Denis Do portrays a piece in Cambodian history through the eyes of a mother looking for her child.
Starting as early as 2013, the Funan project by French/Cambodian filmmaker Denis Do, it has always been a passion project, and trying to convey a bloodied piece of history in Cambodian land during the Khmer Rouge regime (1975-79), inspired by his own memoirs.
Produced by Les Films D'Ici / Lunanime / Bac Films/ Webspider Productions, Funan won't claim a historical status and archive of the cruelties depicted by the Pol Pot regime (an estimated number of victims between 1,7m and 2m), but focuses on a story of a women, who needs to become strong in the face of adversity.
Funan is a well-constructed artistic endeavour indeed, but ultimately too polished to support dramatic nuances and character empathy. Chou (Bérénice Bejo), a young Cambodian woman finds herself separated from her son Sovanh, in one of the memorable early scenes of the film. Faulting her husband Khuon (Louis Garrel) for his inability to act, and not really knowing how to react to the new situation, she simply has to adapt (like her mother) or defy the authorities.

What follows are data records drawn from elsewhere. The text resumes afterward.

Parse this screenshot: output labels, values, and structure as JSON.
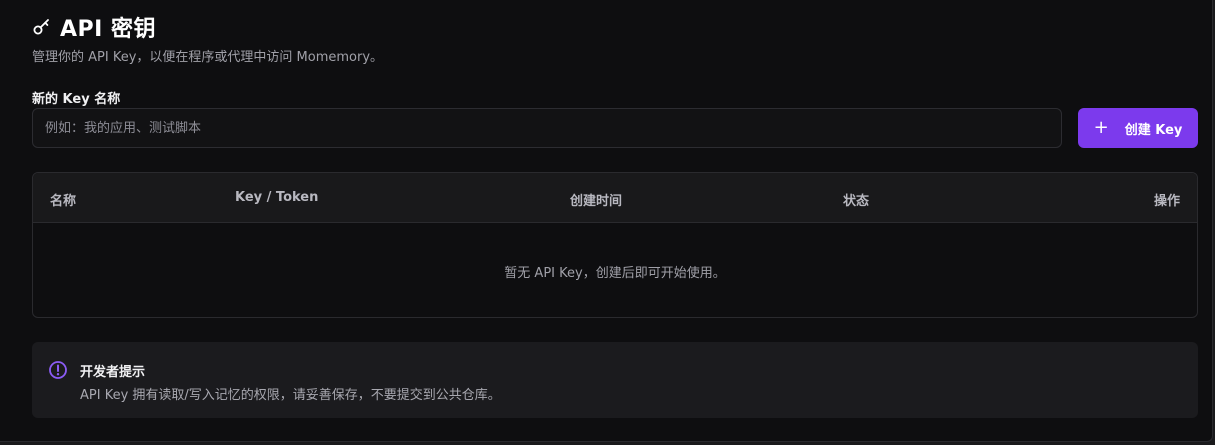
{
  "header": {
    "title": "API 密钥",
    "subtitle": "管理你的 API Key，以便在程序或代理中访问 Momemory。",
    "icon": "key-icon"
  },
  "form": {
    "label": "新的 Key 名称",
    "input_value": "",
    "input_placeholder": "例如：我的应用、测试脚本",
    "create_label": "创建 Key",
    "create_icon": "plus-icon"
  },
  "table": {
    "columns": [
      "名称",
      "Key / Token",
      "创建时间",
      "状态",
      "操作"
    ],
    "rows": [],
    "empty_text": "暂无 API Key，创建后即可开始使用。"
  },
  "tip": {
    "title": "开发者提示",
    "text": "API Key 拥有读取/写入记忆的权限，请妥善保存，不要提交到公共仓库。",
    "icon": "info-icon"
  },
  "colors": {
    "accent": "#7c3aed",
    "background": "#0e0e10",
    "panel": "#1b1b1e",
    "border": "#2a2a2e"
  }
}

The film provides the necessary documentation to know where we are heading to, and chooses to cover the whole period of the Khmer regime, viewed from the perspective of those working in forced labor camps. Making a more than pertinent analogy to Holocaust films (crowd marches, the choice between leaving your son alone or been executed as a result of trying to find him), Funan really makes a well-intended effort to get a cartography of life in the camps.
Encounters include regime supporters who can actually help, young women who need to get along with the regime for a piece of bread, and all the others in between. Chou is really the up-and-coming heroic presence, helped to the maximum with the solemn and always motivating soundtrack by Thibault Kientz Agyeman; she's the one to fight for dignity against her well-accommodated mother, she will be the one to help (when needed) a former female regime collaborator, and she's unhindered even towards the end.

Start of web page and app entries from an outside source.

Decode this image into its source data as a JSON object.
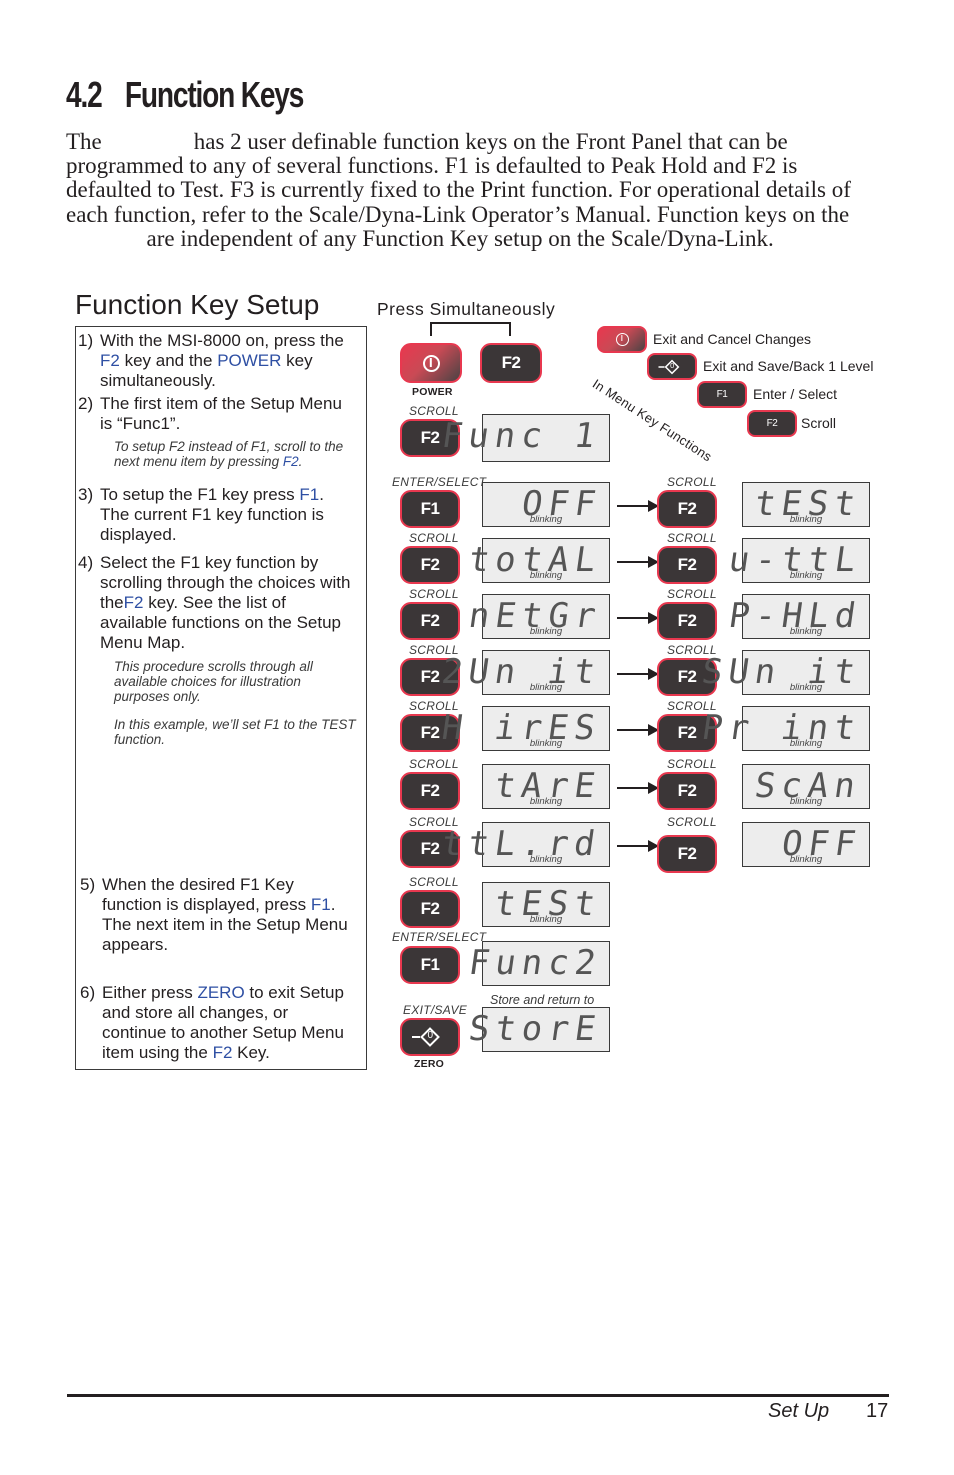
{
  "section": {
    "number": "4.2",
    "title": "Function Keys"
  },
  "intro": {
    "text_lines": [
      "The                has 2 user definable function keys on the Front Panel that can be",
      "programmed to any of several functions. F1 is defaulted to Peak Hold and F2 is",
      "defaulted to Test. F3 is currently fixed to the Print function. For operational details of",
      "each function, refer to the Scale/Dyna-Link Operator’s Manual. Function keys on the",
      "              are independent of any Function Key setup on the Scale/Dyna-Link."
    ]
  },
  "setup": {
    "title": "Function Key Setup",
    "steps": {
      "s1": {
        "num": "1)",
        "a": "With the MSI-8000 on, press the",
        "f2": "F2",
        "b": " key and the ",
        "power": "POWER",
        "c": " key",
        "d": "simultaneously."
      },
      "s2": {
        "num": "2)",
        "a": "The first item of the Setup Menu",
        "b": "is “Func1”."
      },
      "note1": {
        "a": "To setup F2 instead of F1, scroll to the",
        "b": "next menu item by pressing ",
        "f2": "F2",
        "c": "."
      },
      "s3": {
        "num": "3)",
        "a": "To setup the F1 key press ",
        "f1": "F1",
        "b": ".",
        "c": "The current F1 key function is",
        "d": "displayed."
      },
      "s4": {
        "num": "4)",
        "a": "Select the F1 key function by",
        "b": "scrolling through the choices with",
        "c": "the",
        "f2": "F2",
        "d": " key. See the list of",
        "e": "available functions on the Setup",
        "f": "Menu Map."
      },
      "note2": {
        "a": "This procedure scrolls through all",
        "b": "available choices for illustration",
        "c": "purposes only."
      },
      "note3": {
        "a": "In this example, we’ll set F1 to the TEST",
        "b": "function."
      },
      "s5": {
        "num": "5)",
        "a": "When the desired F1 Key",
        "b": "function is displayed, press ",
        "f1": "F1",
        "c": ".",
        "d": "The next item in the Setup Menu",
        "e": "appears."
      },
      "s6": {
        "num": "6)",
        "a": "Either press ",
        "zero": "ZERO",
        "b": " to exit Setup",
        "c": "and store all changes, or",
        "d": "continue to another Setup Menu",
        "e": "item using the ",
        "f2": "F2",
        "f": " Key."
      }
    }
  },
  "diagram": {
    "press_simultaneously": "Press Simultaneously",
    "power_key_label": "POWER",
    "zero_key_label": "ZERO",
    "zero_key_glyph": "0",
    "f1": "F1",
    "f2": "F2",
    "labels": {
      "scroll": "SCROLL",
      "enter_select": "ENTER/SELECT",
      "exit_save": "EXIT/SAVE",
      "blinking": "blinking",
      "store_return": "Store and return to"
    },
    "legend": {
      "title": "In Menu Key Functions",
      "items": [
        {
          "key": "power",
          "text": "Exit and Cancel Changes"
        },
        {
          "key": "zero",
          "text": "Exit and Save/Back 1 Level"
        },
        {
          "key": "F1",
          "text": "Enter / Select"
        },
        {
          "key": "F2",
          "text": "Scroll"
        }
      ]
    },
    "lcd": {
      "func1": "Func 1",
      "left_col": [
        "OFF",
        "totAL",
        "nEtGr",
        "2Un it",
        "H irES",
        "tArE",
        "ttL.rd",
        "tESt"
      ],
      "right_col": [
        "tESt",
        "u-ttL",
        "P-HLd",
        "SUn it",
        "Pr int",
        "ScAn",
        "OFF"
      ],
      "func2": "Func2",
      "store": "StorE"
    }
  },
  "footer": {
    "section": "Set Up",
    "page": "17"
  },
  "colors": {
    "accent_red": "#e8384f",
    "key_dark": "#3b3637",
    "link_blue": "#2e4fa3",
    "lcd_bg": "#ededed"
  }
}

The problem with that is that Choo does too much here, constituting all secondary characters as mere puppets for her noble (and very humane) cause. Whatever tragedies are in the camps, are overshadowed by the film's central concern for Shovanh; and the film itself won't leave us no doubt that Shovanh is alive and well (another potential source of dramatic interest here eliminated). A heroine can flourish even among those very grave circumstances. Still, for a film that won't even show (apart from its final scene) a single event of violent action on screen -all atrocities are heard, implied or very briefly glimpsed in reaction shots, the job of a hero suddenly becomes too easy to undertake.

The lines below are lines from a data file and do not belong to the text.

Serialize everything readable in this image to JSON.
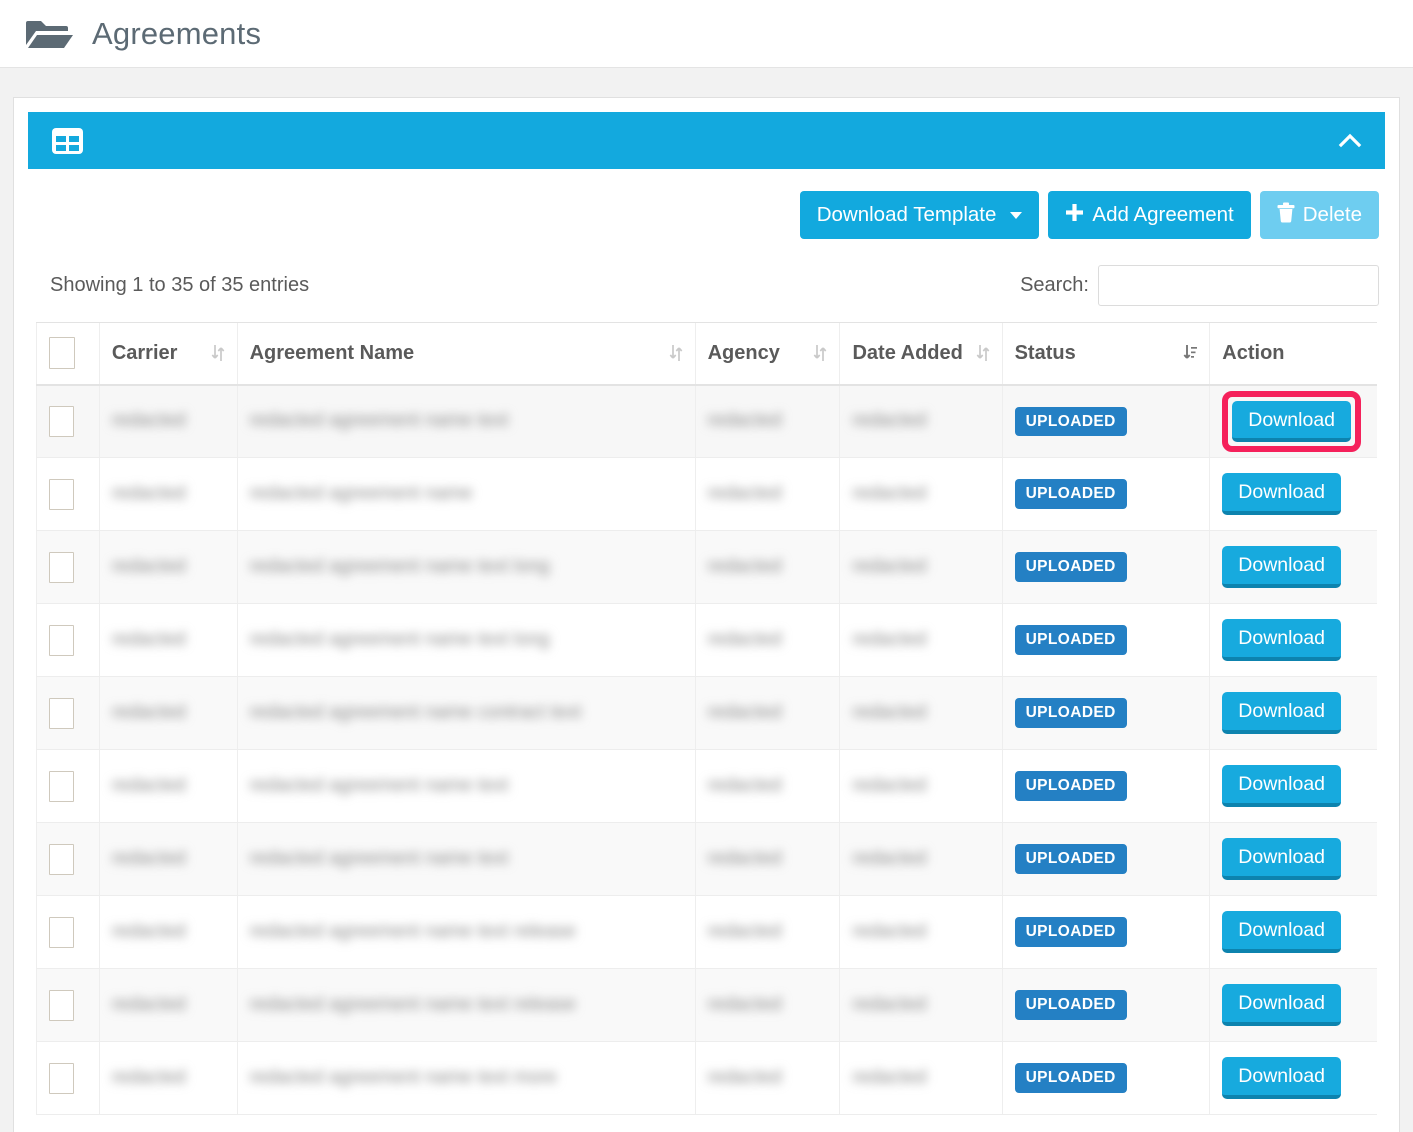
{
  "header": {
    "title": "Agreements",
    "folder_icon": "folder-open-icon"
  },
  "panel": {
    "icon": "table-grid-icon",
    "collapse_icon": "chevron-up-icon"
  },
  "toolbar": {
    "download_template_label": "Download Template",
    "download_template_caret": "caret-down-icon",
    "add_agreement_label": "Add Agreement",
    "add_agreement_icon": "plus-icon",
    "delete_label": "Delete",
    "delete_icon": "trash-icon",
    "delete_disabled": true
  },
  "table_info": {
    "showing": "Showing 1 to 35 of 35 entries",
    "search_label": "Search:",
    "search_value": "",
    "search_placeholder": ""
  },
  "columns": [
    {
      "key": "select",
      "label": "",
      "sortable": false,
      "sort": "none"
    },
    {
      "key": "carrier",
      "label": "Carrier",
      "sortable": true,
      "sort": "none"
    },
    {
      "key": "name",
      "label": "Agreement Name",
      "sortable": true,
      "sort": "none"
    },
    {
      "key": "agency",
      "label": "Agency",
      "sortable": true,
      "sort": "none"
    },
    {
      "key": "date",
      "label": "Date Added",
      "sortable": true,
      "sort": "none"
    },
    {
      "key": "status",
      "label": "Status",
      "sortable": true,
      "sort": "desc"
    },
    {
      "key": "action",
      "label": "Action",
      "sortable": false,
      "sort": "none"
    }
  ],
  "rows": [
    {
      "carrier": "redacted",
      "name": "redacted agreement name text",
      "agency": "redacted",
      "date": "redacted",
      "status": "UPLOADED",
      "action": "Download",
      "highlighted": true
    },
    {
      "carrier": "redacted",
      "name": "redacted agreement name",
      "agency": "redacted",
      "date": "redacted",
      "status": "UPLOADED",
      "action": "Download",
      "highlighted": false
    },
    {
      "carrier": "redacted",
      "name": "redacted agreement name text long",
      "agency": "redacted",
      "date": "redacted",
      "status": "UPLOADED",
      "action": "Download",
      "highlighted": false
    },
    {
      "carrier": "redacted",
      "name": "redacted agreement name text long",
      "agency": "redacted",
      "date": "redacted",
      "status": "UPLOADED",
      "action": "Download",
      "highlighted": false
    },
    {
      "carrier": "redacted",
      "name": "redacted agreement name contract text",
      "agency": "redacted",
      "date": "redacted",
      "status": "UPLOADED",
      "action": "Download",
      "highlighted": false
    },
    {
      "carrier": "redacted",
      "name": "redacted agreement name text",
      "agency": "redacted",
      "date": "redacted",
      "status": "UPLOADED",
      "action": "Download",
      "highlighted": false
    },
    {
      "carrier": "redacted",
      "name": "redacted agreement name text",
      "agency": "redacted",
      "date": "redacted",
      "status": "UPLOADED",
      "action": "Download",
      "highlighted": false
    },
    {
      "carrier": "redacted",
      "name": "redacted agreement name text release",
      "agency": "redacted",
      "date": "redacted",
      "status": "UPLOADED",
      "action": "Download",
      "highlighted": false
    },
    {
      "carrier": "redacted",
      "name": "redacted agreement name text release",
      "agency": "redacted",
      "date": "redacted",
      "status": "UPLOADED",
      "action": "Download",
      "highlighted": false
    },
    {
      "carrier": "redacted",
      "name": "redacted agreement name text more",
      "agency": "redacted",
      "date": "redacted",
      "status": "UPLOADED",
      "action": "Download",
      "highlighted": false
    }
  ],
  "colors": {
    "panel_cyan": "#13a9de",
    "button_cyan": "#12a9de",
    "button_cyan_disabled": "#6ecdf0",
    "badge_blue": "#2480c4",
    "highlight_pink": "#f5215b",
    "page_bg": "#f2f2f2",
    "title_gray": "#5c6a74"
  }
}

Rather than undermining the narrative, the serene, almost immaculate film aesthetics here actually work to the film's favour. Both Denis Do and Michael Crouzat made an extensive research and field work to produce a visual environment which provides a modicum of safety to the characters, and to point out that Cambodia is actually on the characters' favour. Clearly defined lines, noble characteristics in shadows (which somehow extend even to regime authorities) serve to make the case that 'the new people' (urban people now 'becoming' rural labourers under the Khmer Rouge regime) still retain their old humanity values. The iconography is sometimes daring: the scene when the central couple walks on a Cambodian field is lit with a color palette more properly suited to Apocalypse Now (and Vietnam is not far away both in geography and history). But the interplay of colors and lighting give a more subtle message to the story. Clearly, Choo has more allies here to help her in her search.
In one of the very first scenes of the film, a close-up of flip-flops worn (a sign of warmth, and home here) resonates and contrasts with the crowd marches and the walk to an unknown future. Denis Do's Funan wants this unknown future to be settled dramatically and precisely from the start. In turn, Funan seems at the same time both beautiful and prescribed, both empowering and constrained in its ambitions. Still needs to be seen and experienced, though.
Funan (France / Luxembourg/ Belgium/ Cambodia, 2018)
A film by Denis Do, with the voices of Bérénice Bejo et Louis Garrel
Script: Denis Do and Magali Pouzol, with the participation of Elise Trinh
Art director: Michael Crouzat
Original soundtrack: Thibault Kientz Agyeman
Produced by: Sébastien Onomo, David Grumbach, Annemie Degryse, Louise Génis Cosserat, Justin Stewart
The French premiere of Funan takes place 6 March 2019. GKIDS handles US theatrical rights for Funan, with a US release in spring 2019.